Air France–KLM unveiled a 1.05 billion-euro ($1.24 billion) quarterly operating loss and warned of worse to come as a resurgent coronavirus brings new travel curbs. The Franco-Dutch airline group reported a 67% drop in third-quarter revenue to 2.52 billion euros on Friday, as France returned to full lockdown for at least a month.
New COVID-19 outbreaks pose a threat to network airlines already weakened by the crisis and long-haul travel collapse. “The gradual closure of international borders in the second half of August and the resurgence of the pandemic strongly impacted our results,” Chief Executive Ben Smith said.
Air France-KLM has 12.4 billion euros in liquidity, thanks largely to a French and Dutch government-backed bailout, a cash cushion comparable to those of European peers Lufthansa and IAG. Net debt increased by 1.34 billion euros in the quarter to 9.31 billion as of Sept. 30.
But the depletion will accelerate with a further collapse in traffic, Chief Financial Officer Frederic Gagey cautioned. Air France is expected to operate less than 35% of its year-earlier capacity in the fourth quarter, with KLM’s schedule only “slightly” better, he added.
And the group’s 1.22 billion-euro quarterly operating cash burn would have been 582 million euros worse without payment delays from suppliers and tax authorities – whose benefit will now begin to wear off. The operating loss was better than the 1.24 billion euros expected by analysts on 2.79 billion in revenue, according to the median of 16 estimates in a company consensus poll.
Earnings before interest, tax and depreciation came in at a negative 442 million euros and will be “substantially lower” in the fourth quarter, Air France-KLM said. Some 565 million euros in restructuring charges swelled its bottom-line net loss to 1.67 billion. Air France and KLM aim to reduce combined headcount by the equivalent of 9,000 full-time positions this year, with a further 4,500 to follow at the French carrier by 2022.

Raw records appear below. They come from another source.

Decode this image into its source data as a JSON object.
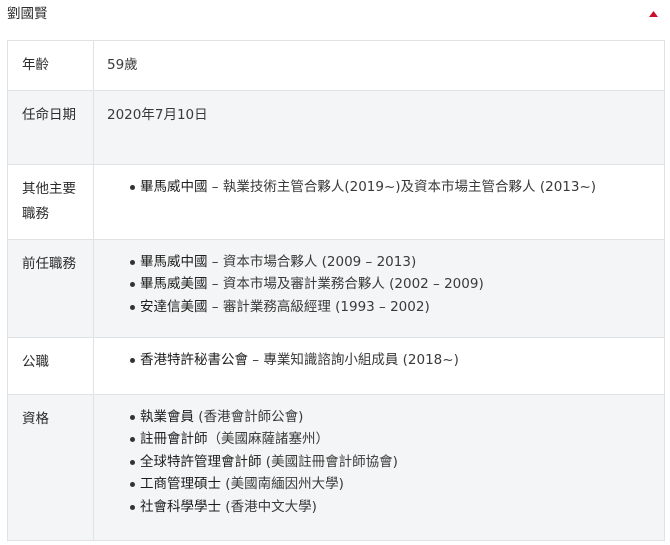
{
  "header": {
    "title": "劉國賢"
  },
  "rows": [
    {
      "label": "年齡",
      "value": "59歲"
    },
    {
      "label": "任命日期",
      "value": "2020年7月10日"
    },
    {
      "label": "其他主要職務",
      "items": [
        {
          "org": "畢馬威中國",
          "sep": " – ",
          "detail": "執業技術主管合夥人(2019~)及資本市場主管合夥人 (2013~)"
        }
      ]
    },
    {
      "label": "前任職務",
      "items": [
        {
          "org": "畢馬威中國",
          "sep": " – ",
          "detail": "資本市場合夥人 (2009 – 2013)"
        },
        {
          "org": "畢馬威美國",
          "sep": " – ",
          "detail": "資本市場及審計業務合夥人 (2002 – 2009)"
        },
        {
          "org": "安達信美國",
          "sep": " – ",
          "detail": "審計業務高級經理 (1993 – 2002)"
        }
      ]
    },
    {
      "label": "公職",
      "items": [
        {
          "org": "香港特許秘書公會",
          "sep": " – ",
          "detail": "專業知識諮詢小組成員 (2018~)"
        }
      ]
    },
    {
      "label": "資格",
      "items": [
        {
          "org": "執業會員",
          "sep": " ",
          "detail": "(香港會計師公會)"
        },
        {
          "org": "註冊會計師",
          "sep": "",
          "detail": "（美國麻薩諸塞州）"
        },
        {
          "org": "全球特許管理會計師",
          "sep": " ",
          "detail": "(美國註冊會計師協會)"
        },
        {
          "org": "工商管理碩士",
          "sep": " ",
          "detail": "(美國南緬因州大學)"
        },
        {
          "org": "社會科學學士",
          "sep": " ",
          "detail": "(香港中文大學)"
        }
      ]
    }
  ],
  "icons": {
    "collapse": "triangle-up-icon"
  },
  "colors": {
    "accent": "#c8102e",
    "border": "#dfe3e6",
    "row_alt": "#f4f5f6"
  }
}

A doubling of cargo unit-revenue was a rare bright spot, thanks to freight pricing supported by the widespread grounding of planes, but did little to offset the broader gloom. Air France-KLM said it still aims to raise new capital to bolster its debt-laden balance sheet: a second step demanded by creditor banks and announced with the April bailout. “We’re working intensively on it,” Gagey said.